▸ **PROVIDED MATERIAL**
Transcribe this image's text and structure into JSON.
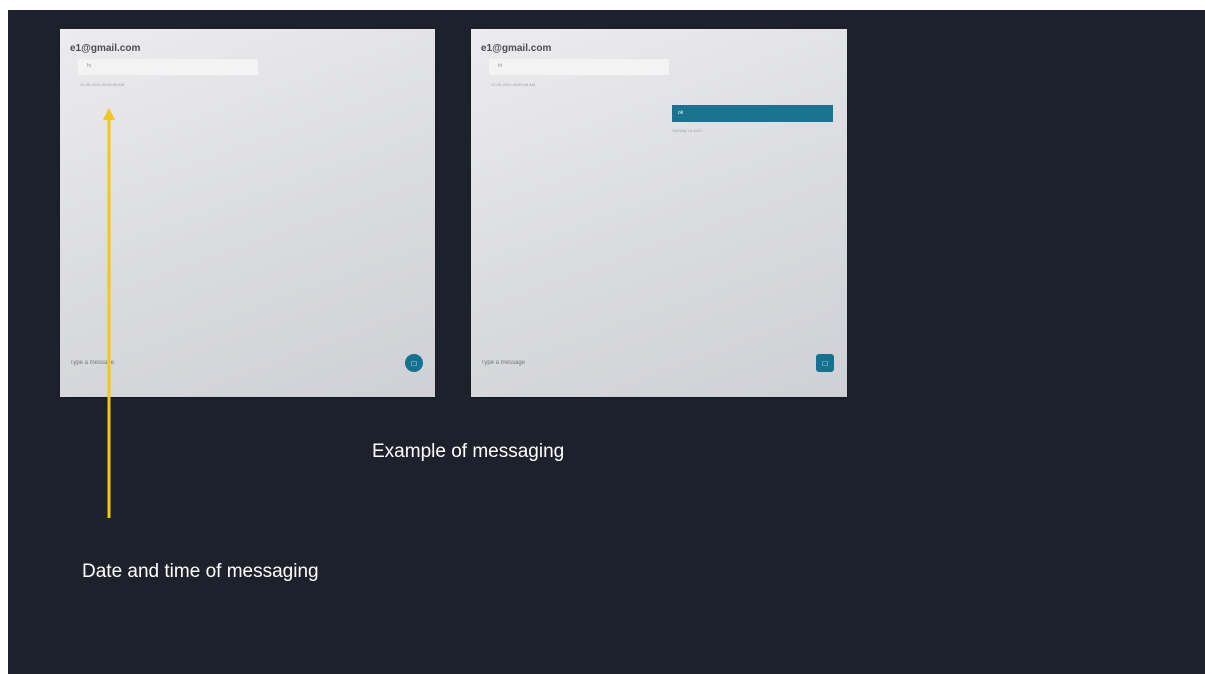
{
  "panels": [
    {
      "title": "e1@gmail.com",
      "incoming_message": "hi",
      "incoming_timestamp": "12-05-2021 09:53:26 AM",
      "compose_placeholder": "Type a message",
      "send_icon": "send-icon"
    },
    {
      "title": "e1@gmail.com",
      "incoming_message": "hi",
      "incoming_timestamp": "12-05-2021 09:53:26 AM",
      "outgoing_message": "ok",
      "outgoing_timestamp": "Sat May 15 2021",
      "compose_placeholder": "Type a message",
      "send_icon": "send-icon"
    }
  ],
  "annotations": {
    "example_caption": "Example of messaging",
    "date_caption": "Date and time of messaging"
  },
  "colors": {
    "slide_background": "#1d212b",
    "accent": "#16708f",
    "arrow": "#f2c71b"
  }
}
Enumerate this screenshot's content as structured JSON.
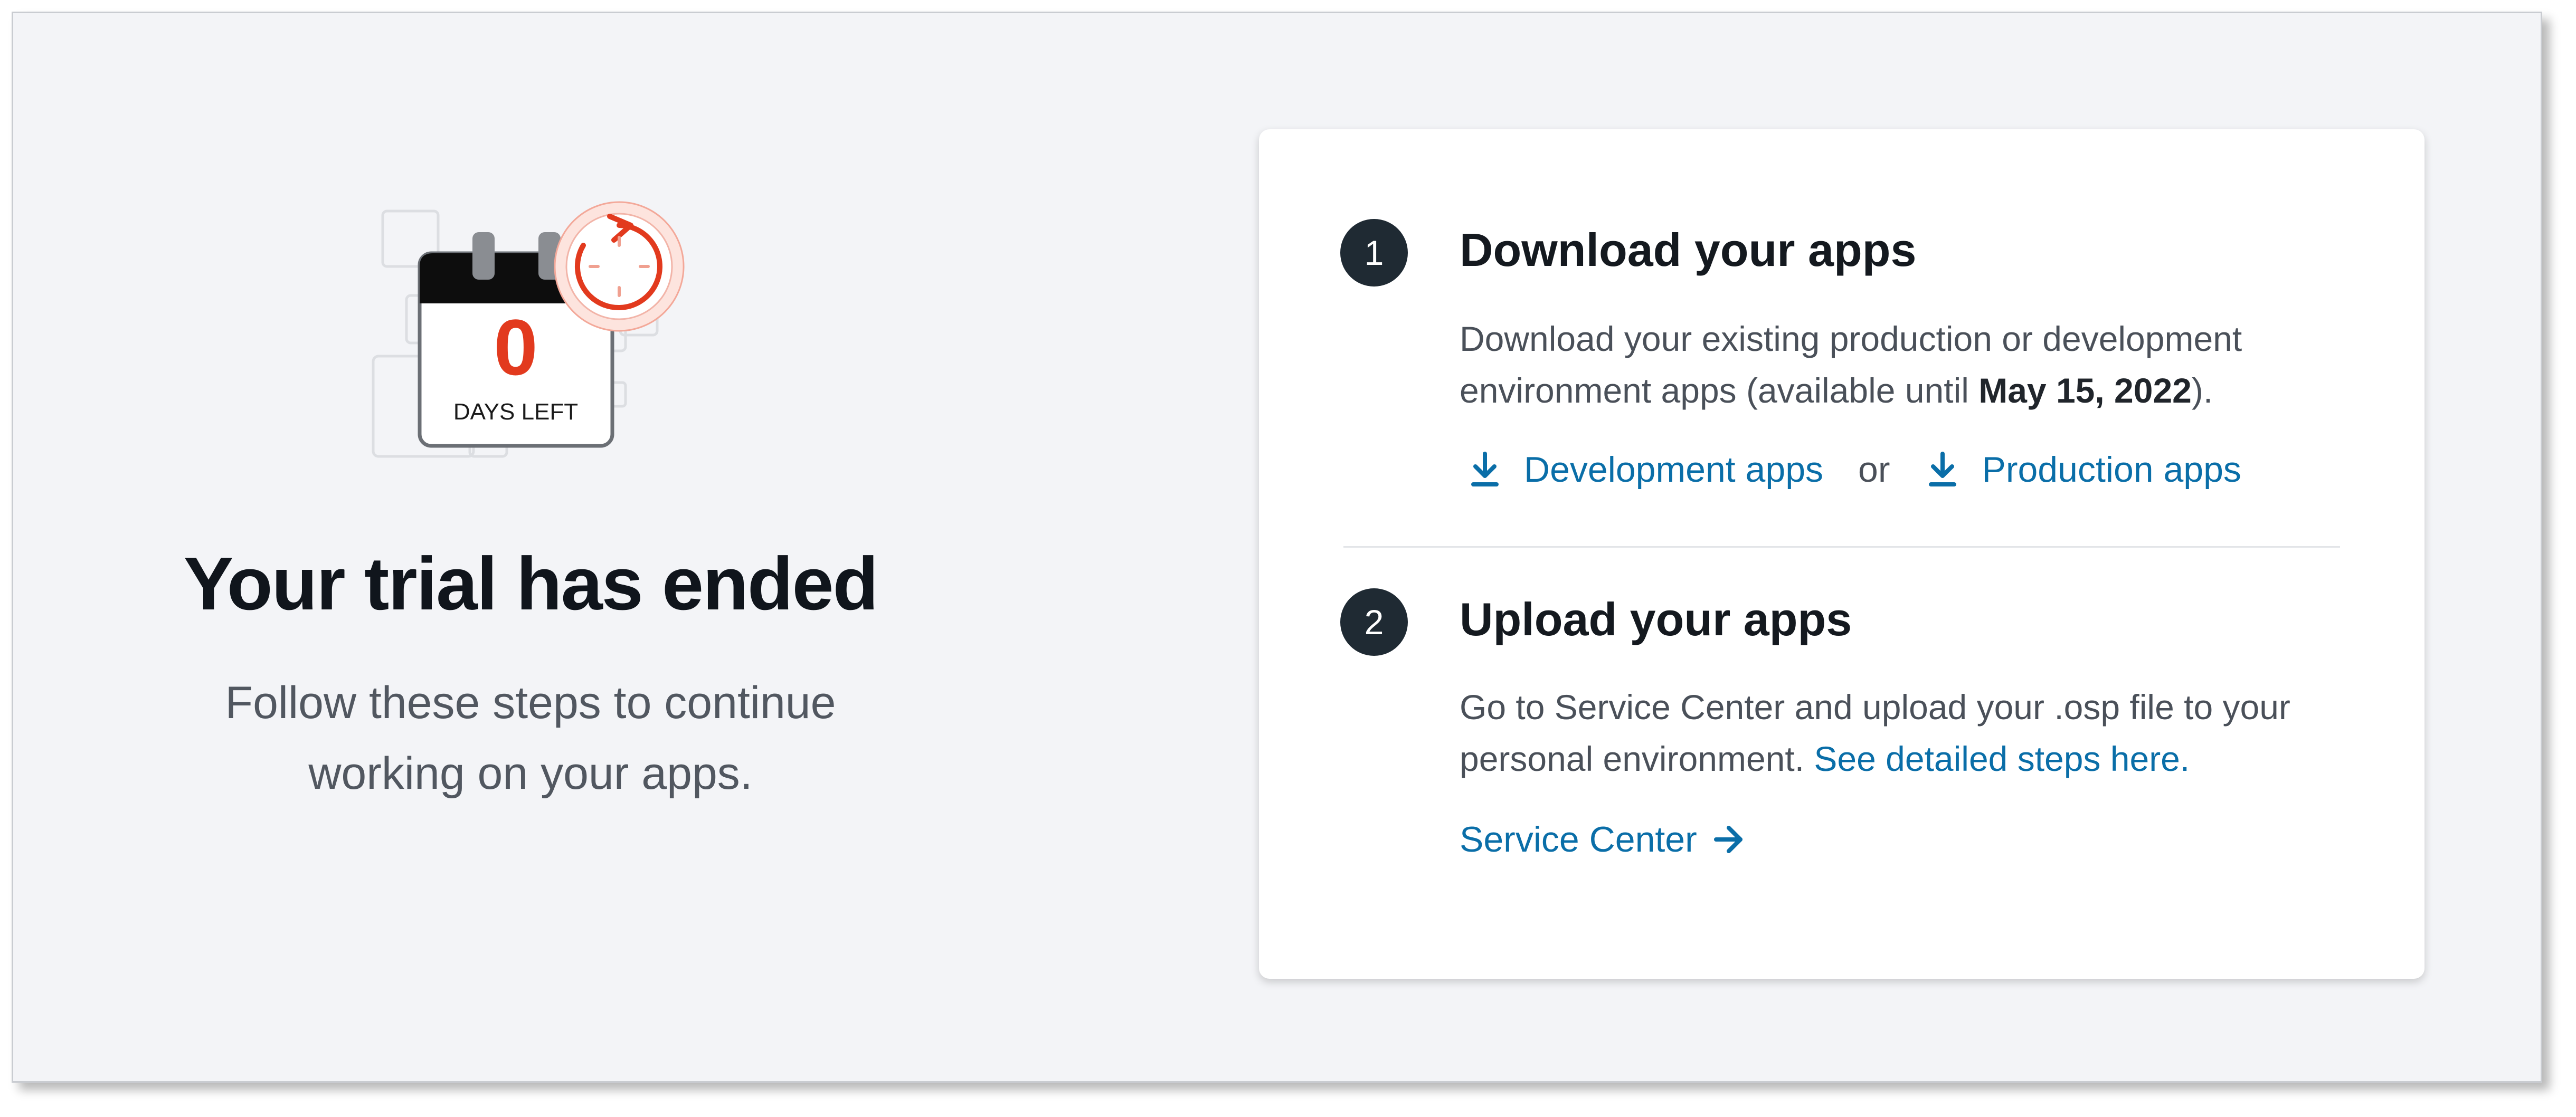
{
  "left": {
    "calendar_number": "0",
    "calendar_caption": "DAYS LEFT",
    "title": "Your trial has ended",
    "subtitle": "Follow these steps to continue working on your apps."
  },
  "steps": [
    {
      "number": "1",
      "title": "Download your apps",
      "desc_before": "Download your existing production or development environment apps (available until ",
      "desc_bold": "May 15, 2022",
      "desc_after": ").",
      "link_dev": "Development apps",
      "or": "or",
      "link_prod": "Production apps"
    },
    {
      "number": "2",
      "title": "Upload your apps",
      "desc_before": "Go to Service Center and upload your .osp file to your personal environment. ",
      "desc_link": "See detailed steps here.",
      "action_link": "Service Center"
    }
  ],
  "icons": {
    "calendar": "calendar-icon",
    "timer": "timer-reset-icon",
    "download": "download-icon",
    "arrow": "arrow-right-icon"
  },
  "colors": {
    "accent_red": "#e23a1e",
    "link_blue": "#0a6ea8",
    "step_badge": "#1f2a33",
    "background": "#f3f4f7"
  }
}
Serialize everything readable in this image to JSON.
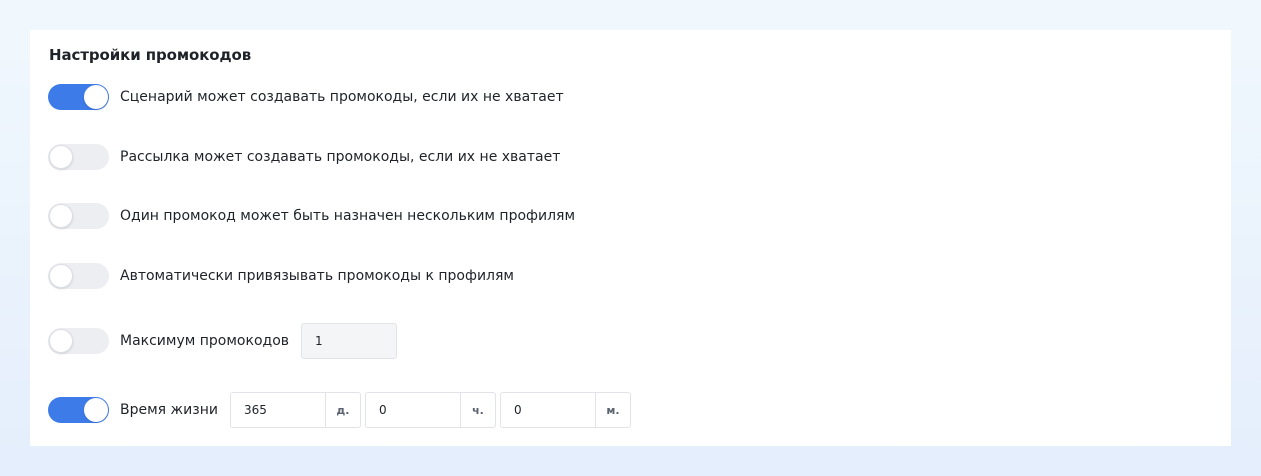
{
  "section": {
    "title": "Настройки промокодов"
  },
  "settings": [
    {
      "label": "Сценарий может создавать промокоды, если их не хватает",
      "enabled": true
    },
    {
      "label": "Рассылка может создавать промокоды, если их не хватает",
      "enabled": false
    },
    {
      "label": "Один промокод может быть назначен нескольким профилям",
      "enabled": false
    },
    {
      "label": "Автоматически привязывать промокоды к профилям",
      "enabled": false
    },
    {
      "label": "Максимум промокодов",
      "enabled": false,
      "value": "1"
    },
    {
      "label": "Время жизни",
      "enabled": true,
      "days": "365",
      "days_unit": "д.",
      "hours": "0",
      "hours_unit": "ч.",
      "minutes": "0",
      "minutes_unit": "м."
    }
  ],
  "colors": {
    "toggle_on": "#3d7be8",
    "toggle_off": "#edeef2"
  }
}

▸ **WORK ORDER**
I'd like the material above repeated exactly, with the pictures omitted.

▸ **RESULT OF THE EXERCISE**
Transcribe this image's text and structure into JSON.
{
  "panels": [
    {
      "title": "e1@gmail.com",
      "incoming_message": "hi",
      "incoming_timestamp": "12-05-2021 09:53:26 AM",
      "compose_placeholder": "Type a message",
      "send_icon": "send-icon"
    },
    {
      "title": "e1@gmail.com",
      "incoming_message": "hi",
      "incoming_timestamp": "12-05-2021 09:53:26 AM",
      "outgoing_message": "ok",
      "outgoing_timestamp": "Sat May 15 2021",
      "compose_placeholder": "Type a message",
      "send_icon": "send-icon"
    }
  ],
  "annotations": {
    "example_caption": "Example of messaging",
    "date_caption": "Date and time of messaging"
  },
  "colors": {
    "slide_background": "#1d212b",
    "accent": "#16708f",
    "arrow": "#f2c71b"
  }
}
Enumerate this screenshot's content as structured JSON.
{
  "left": {
    "calendar_number": "0",
    "calendar_caption": "DAYS LEFT",
    "title": "Your trial has ended",
    "subtitle": "Follow these steps to continue working on your apps."
  },
  "steps": [
    {
      "number": "1",
      "title": "Download your apps",
      "desc_before": "Download your existing production or development environment apps (available until ",
      "desc_bold": "May 15, 2022",
      "desc_after": ").",
      "link_dev": "Development apps",
      "or": "or",
      "link_prod": "Production apps"
    },
    {
      "number": "2",
      "title": "Upload your apps",
      "desc_before": "Go to Service Center and upload your .osp file to your personal environment. ",
      "desc_link": "See detailed steps here.",
      "action_link": "Service Center"
    }
  ],
  "icons": {
    "calendar": "calendar-icon",
    "timer": "timer-reset-icon",
    "download": "download-icon",
    "arrow": "arrow-right-icon"
  },
  "colors": {
    "accent_red": "#e23a1e",
    "link_blue": "#0a6ea8",
    "step_badge": "#1f2a33",
    "background": "#f3f4f7"
  }
}
Serialize everything readable in this image to JSON.
{
  "section": {
    "title": "Настройки промокодов"
  },
  "settings": [
    {
      "label": "Сценарий может создавать промокоды, если их не хватает",
      "enabled": true
    },
    {
      "label": "Рассылка может создавать промокоды, если их не хватает",
      "enabled": false
    },
    {
      "label": "Один промокод может быть назначен нескольким профилям",
      "enabled": false
    },
    {
      "label": "Автоматически привязывать промокоды к профилям",
      "enabled": false
    },
    {
      "label": "Максимум промокодов",
      "enabled": false,
      "value": "1"
    },
    {
      "label": "Время жизни",
      "enabled": true,
      "days": "365",
      "days_unit": "д.",
      "hours": "0",
      "hours_unit": "ч.",
      "minutes": "0",
      "minutes_unit": "м."
    }
  ],
  "colors": {
    "toggle_on": "#3d7be8",
    "toggle_off": "#edeef2"
  }
}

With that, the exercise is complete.